What needs to be done → From the listing below, pull out every line where the string "text" appears.

Source records →
★ ★ ★ ★ ★

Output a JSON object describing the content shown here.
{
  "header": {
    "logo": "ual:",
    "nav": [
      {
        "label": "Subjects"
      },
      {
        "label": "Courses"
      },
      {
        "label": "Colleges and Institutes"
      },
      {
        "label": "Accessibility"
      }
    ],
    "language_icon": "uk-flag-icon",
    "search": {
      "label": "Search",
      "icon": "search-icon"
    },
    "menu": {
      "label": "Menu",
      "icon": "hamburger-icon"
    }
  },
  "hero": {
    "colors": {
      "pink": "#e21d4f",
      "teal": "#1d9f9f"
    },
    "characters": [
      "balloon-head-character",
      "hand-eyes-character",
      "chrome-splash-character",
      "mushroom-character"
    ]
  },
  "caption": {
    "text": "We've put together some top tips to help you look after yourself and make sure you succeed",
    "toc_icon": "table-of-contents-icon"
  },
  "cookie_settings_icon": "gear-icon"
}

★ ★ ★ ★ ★

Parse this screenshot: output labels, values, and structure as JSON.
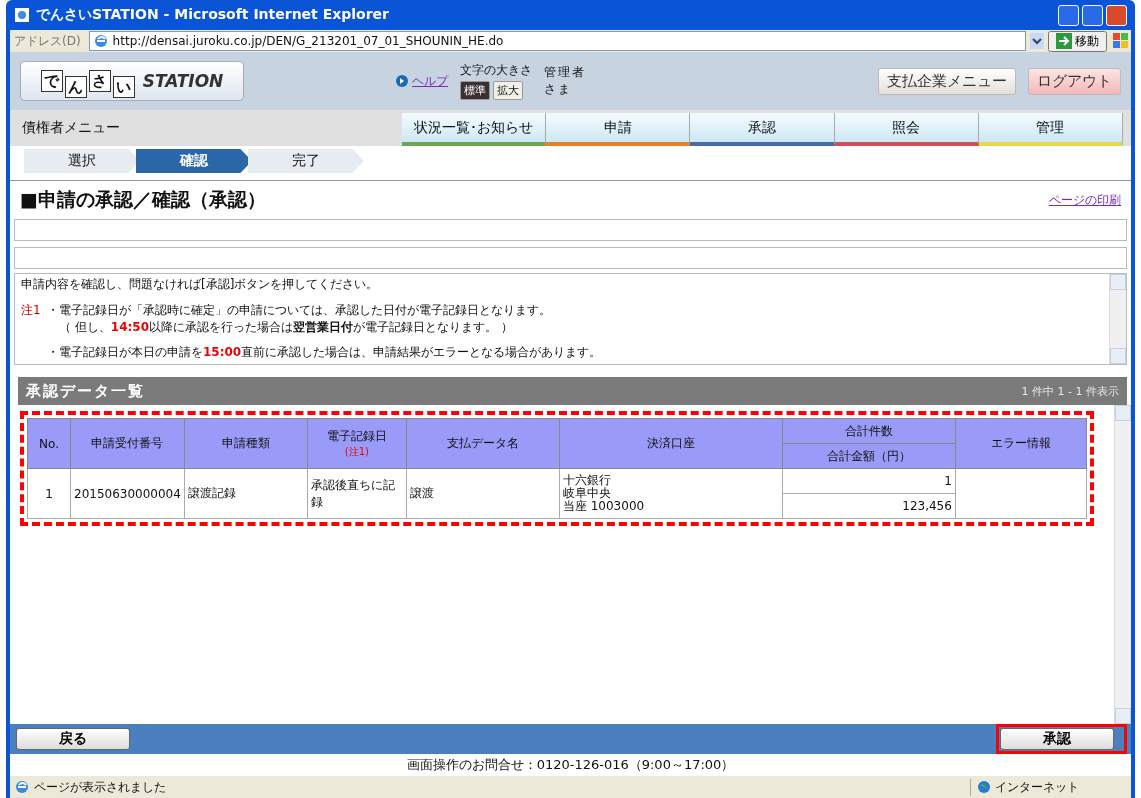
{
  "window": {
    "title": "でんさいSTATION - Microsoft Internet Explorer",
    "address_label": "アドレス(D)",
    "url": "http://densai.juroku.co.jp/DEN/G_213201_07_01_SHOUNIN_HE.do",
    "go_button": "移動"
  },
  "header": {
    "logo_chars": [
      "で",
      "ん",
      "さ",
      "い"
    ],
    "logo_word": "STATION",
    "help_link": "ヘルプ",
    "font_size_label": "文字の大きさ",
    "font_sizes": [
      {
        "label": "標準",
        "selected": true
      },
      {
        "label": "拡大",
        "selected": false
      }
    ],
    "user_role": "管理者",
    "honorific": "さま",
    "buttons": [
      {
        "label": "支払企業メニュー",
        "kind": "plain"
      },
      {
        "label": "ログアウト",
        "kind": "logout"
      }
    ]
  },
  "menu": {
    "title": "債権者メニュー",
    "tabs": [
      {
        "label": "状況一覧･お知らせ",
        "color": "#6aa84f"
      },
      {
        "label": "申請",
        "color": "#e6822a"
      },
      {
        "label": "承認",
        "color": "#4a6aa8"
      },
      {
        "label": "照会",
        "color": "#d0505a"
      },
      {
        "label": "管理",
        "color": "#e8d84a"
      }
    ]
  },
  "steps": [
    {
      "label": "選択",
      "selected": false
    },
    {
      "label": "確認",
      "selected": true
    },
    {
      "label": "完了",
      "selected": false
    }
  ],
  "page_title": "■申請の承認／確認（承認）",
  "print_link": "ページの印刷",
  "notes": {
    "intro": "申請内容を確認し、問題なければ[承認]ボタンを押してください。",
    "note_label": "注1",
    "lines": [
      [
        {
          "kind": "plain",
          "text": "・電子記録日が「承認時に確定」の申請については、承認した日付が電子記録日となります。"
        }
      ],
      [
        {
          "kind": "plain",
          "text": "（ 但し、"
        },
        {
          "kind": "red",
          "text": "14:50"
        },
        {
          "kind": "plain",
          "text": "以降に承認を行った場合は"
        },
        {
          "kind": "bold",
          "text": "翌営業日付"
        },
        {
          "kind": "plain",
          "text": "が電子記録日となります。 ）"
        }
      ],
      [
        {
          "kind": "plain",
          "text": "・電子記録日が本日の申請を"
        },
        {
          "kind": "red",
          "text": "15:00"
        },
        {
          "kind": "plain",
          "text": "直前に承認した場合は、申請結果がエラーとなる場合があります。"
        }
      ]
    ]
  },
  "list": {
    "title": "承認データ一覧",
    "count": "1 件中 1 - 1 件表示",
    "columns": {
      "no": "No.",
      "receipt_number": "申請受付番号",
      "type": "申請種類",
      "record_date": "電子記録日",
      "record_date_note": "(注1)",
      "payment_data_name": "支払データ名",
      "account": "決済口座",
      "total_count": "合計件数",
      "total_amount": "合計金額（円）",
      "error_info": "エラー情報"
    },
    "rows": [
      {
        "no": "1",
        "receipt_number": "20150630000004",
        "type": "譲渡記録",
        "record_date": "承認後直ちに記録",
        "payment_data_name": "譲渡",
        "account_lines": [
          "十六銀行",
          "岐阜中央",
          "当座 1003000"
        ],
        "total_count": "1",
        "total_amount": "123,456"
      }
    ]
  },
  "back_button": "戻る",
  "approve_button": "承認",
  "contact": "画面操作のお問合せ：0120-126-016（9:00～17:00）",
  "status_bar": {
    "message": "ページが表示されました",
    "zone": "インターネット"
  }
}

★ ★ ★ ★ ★

Finished exercise →
    "text": "We've put together some top tips to help you look after yourself and make sure you succeed",
          "text": "・電子記録日が「承認時に確定」の申請については、承認した日付が電子記録日となります。"
          "text": "（ 但し、"
          "text": "14:50"
          "text": "以降に承認を行った場合は"
          "text": "翌営業日付"
          "text": "が電子記録日となります。 ）"
          "text": "・電子記録日が本日の申請を"
          "text": "15:00"
          "text": "直前に承認した場合は、申請結果がエラーとなる場合があります。"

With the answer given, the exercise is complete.